I know why it's ignored. If you're reading this, you might know the answer to that question, too.

But knowing why doesn't change the fact that the verse is ignored, and anybody who dares obey it gets backlash from people who claim them to be unloving and angry.

Before we get into that pesky question of why, let's first look at what the verse says:

But now I have written unto you not to keep company, if any man that is called a brother be a fornicator, or covetous, or an idolater, or a railer, or a drunkard, or an extortioner; with such an one no not to eat.

I Corinthians 5:11, KJV

The context is overall about whom we're not to have fellowship with. (It's the context where Paul's telling the Corinthians to "put away from among yourselves that wicked person" [v. 13].)

According to this verse and its context, we're not to even eat with someone who 1. claims to be a Christian and 2. engages in one of those sins. (We'll get to what those sins actually are—or at least what the one is that explains why the verse gets ignored—in a moment.)

This is a "both/and" setup, not an "either/or"—something Paul says explicitly in v. 9v. 10. We can associate with people who engage in egregious sins—that's what witnessing is! We just mustn't associate with folks who claim to follow Christ yet engage in habitual sin.

Note that "habitual" before "sin". We're all sinners (ref. Romans 3:23), and we'll slip into sin despite our intentions (ref. Romans 7:15, v. 19), but we must not use that reality as an excuse to go on sinning (ref. Romans 6:1, v. 15).
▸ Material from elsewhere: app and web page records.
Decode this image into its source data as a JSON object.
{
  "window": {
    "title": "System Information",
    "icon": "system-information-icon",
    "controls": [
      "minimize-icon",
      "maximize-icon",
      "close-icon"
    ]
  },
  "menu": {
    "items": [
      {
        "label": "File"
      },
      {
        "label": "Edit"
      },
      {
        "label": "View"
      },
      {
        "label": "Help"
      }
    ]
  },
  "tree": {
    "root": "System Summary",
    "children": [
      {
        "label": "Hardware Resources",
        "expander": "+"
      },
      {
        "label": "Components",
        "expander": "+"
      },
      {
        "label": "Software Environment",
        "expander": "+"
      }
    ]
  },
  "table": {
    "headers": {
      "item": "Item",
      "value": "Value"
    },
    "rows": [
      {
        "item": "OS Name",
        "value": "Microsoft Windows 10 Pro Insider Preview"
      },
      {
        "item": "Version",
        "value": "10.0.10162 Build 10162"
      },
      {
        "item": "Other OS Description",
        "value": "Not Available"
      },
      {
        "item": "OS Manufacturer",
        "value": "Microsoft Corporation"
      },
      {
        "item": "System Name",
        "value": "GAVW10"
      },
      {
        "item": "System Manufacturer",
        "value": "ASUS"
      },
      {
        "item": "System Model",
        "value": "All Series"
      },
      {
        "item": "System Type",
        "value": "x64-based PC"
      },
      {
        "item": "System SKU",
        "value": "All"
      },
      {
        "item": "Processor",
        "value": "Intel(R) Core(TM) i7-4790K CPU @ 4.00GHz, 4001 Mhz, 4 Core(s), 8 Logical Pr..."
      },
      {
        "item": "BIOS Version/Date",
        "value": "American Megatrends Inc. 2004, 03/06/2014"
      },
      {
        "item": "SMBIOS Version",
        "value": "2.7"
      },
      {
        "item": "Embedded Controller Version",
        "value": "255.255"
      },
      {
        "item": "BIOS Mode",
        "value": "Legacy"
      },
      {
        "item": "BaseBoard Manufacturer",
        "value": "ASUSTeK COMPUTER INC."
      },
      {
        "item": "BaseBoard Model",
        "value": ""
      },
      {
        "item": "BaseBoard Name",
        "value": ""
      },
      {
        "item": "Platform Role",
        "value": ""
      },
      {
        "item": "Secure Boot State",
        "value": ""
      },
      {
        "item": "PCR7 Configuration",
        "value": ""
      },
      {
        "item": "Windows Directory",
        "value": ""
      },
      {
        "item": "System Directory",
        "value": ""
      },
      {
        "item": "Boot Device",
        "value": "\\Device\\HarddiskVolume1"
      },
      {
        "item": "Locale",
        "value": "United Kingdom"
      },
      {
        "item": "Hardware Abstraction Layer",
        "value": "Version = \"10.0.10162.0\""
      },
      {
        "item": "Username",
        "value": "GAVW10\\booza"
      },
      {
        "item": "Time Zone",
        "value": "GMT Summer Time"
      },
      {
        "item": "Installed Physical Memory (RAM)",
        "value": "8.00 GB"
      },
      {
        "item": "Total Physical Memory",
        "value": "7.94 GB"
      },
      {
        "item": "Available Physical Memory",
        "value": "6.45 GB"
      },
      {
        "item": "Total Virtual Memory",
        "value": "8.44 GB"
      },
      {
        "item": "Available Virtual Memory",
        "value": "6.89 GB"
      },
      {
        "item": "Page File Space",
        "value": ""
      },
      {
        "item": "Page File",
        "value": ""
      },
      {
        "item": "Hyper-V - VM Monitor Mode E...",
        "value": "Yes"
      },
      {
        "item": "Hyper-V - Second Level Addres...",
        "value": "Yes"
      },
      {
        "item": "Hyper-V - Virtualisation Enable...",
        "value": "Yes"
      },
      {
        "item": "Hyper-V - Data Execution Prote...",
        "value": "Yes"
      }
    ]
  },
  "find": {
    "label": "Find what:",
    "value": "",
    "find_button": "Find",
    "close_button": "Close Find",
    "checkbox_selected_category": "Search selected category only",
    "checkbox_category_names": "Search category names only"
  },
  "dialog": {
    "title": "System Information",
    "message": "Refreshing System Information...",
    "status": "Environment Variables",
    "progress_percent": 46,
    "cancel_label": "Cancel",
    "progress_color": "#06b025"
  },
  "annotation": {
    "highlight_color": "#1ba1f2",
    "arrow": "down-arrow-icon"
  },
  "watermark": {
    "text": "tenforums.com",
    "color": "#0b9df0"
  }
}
Someone who gets drunk is only a drunkard if they have a habit of drunkenness. That doesn't mean it's okay to be drunk—it isn't (ref. Ephesians 5:18)—but it is a distinction between someone who is drunk (which is a temporary state) and someone who is a drunkard (which describes a habitual pattern of behavior).

Both the temporary state of being drunk and the habitual pattern of being a drunkard can be changed, and a believer will act to change them (ref. Ephesians 5:18).

"Ye shall know them by their fruits" (Matthew 7:16) and "by their fruits ye shall know them" (Matthew 7:20)—and Matthew 7:15–23 makes clear that we are to be mindful of others' fruits. Not merely their words.

Others are to apply that same mindfulness to us—and this mindfulness is to be practiced carefully. As believers, understanding that we are imperfect ourselves and that we will be judged by the standards we use to judge others (ref. Matthew 7:1), we must look for specks in our own eyes before alerting others of two-by-fours sticking out of their own eyes.

But all too often, people instead focus on specks' in others eyes while two-by-fours are sticking out of their own (ref. Matthew 7:1–4), revealing themselves to be hypocrites.

That hypocrisy itself is not unexpected, due to the nature of our hearts (ref. Jeremiah 17:9), and wolves in sheeps' clothing are in the church (ref. Isaiah 29:13, Matthew 15:8, Mark 7:6). So how do we know what we are?

Well, how do we react when someone points out an inconsistency in our own behavior? Or when someone's conviction means they practice I Corinthians 5:11 on us?

Do we assume that one party must be in the wrong, thereby idolizing the opinion of that party? Or do we carefully examine ourselves (ref. I Corinthians 11:31) and the Scriptures (ref. Acts 17:11) to find what merit there is in the words, regardless of source, and then respond according to that merit?

Others have rights to their own convictions and consciences—that's the entire point of the debate about meat sacrificed to idols, described in I Corinthians 8. How they respond to something is on them, not us.*

*No person is responsible for any other person's behavior, though there are situations wherein a person isn't without guilt for another's behavior. If the distinction isn't obvious to you, you've experienced redefinition of words.

It doesn't matter if you scream in my face; you're responsible for your own behavior, and I'm responsible for my response. My response might be justified or not—but that's on me, not you, and you're still responsible for your own behavior. Even if you wouldn't have done it if I hadn't done some other thing.

This brings us to why people ignore I Corinthians 5:11.

See, that word "railer" in the original Greek, loidoros is itself the adjective form of the verb loidoreó—which refers specifically to verbal abuse as a whole (ref. John 9:28, John 9:28, John 9:28, John 9:28).

Our actions are what reveal what we believe (ref. James 2:18), regardless of our words—and regardless if we're aware we believe it or not. Wolves depend on us to pay attention to the sheepskins they wear (the pretty words) and ignore the fruits in their actions that reveal the wolf beneath. So they distort some of God's Word to hide or overwrite other parts of it, ignoring the inconsistency and the violation of the commands to mind others' fruits (ref. Matthew 7:16, v. 20).

I Corinthians 5:11 both tells us to pay attention to others' actions and to act ourselves in response to the fruits of their actions, and that makes wolves uncomfortable. They want to be perceived as sheep, not wolves, so they have a vested interest in dissuading others from paying attention.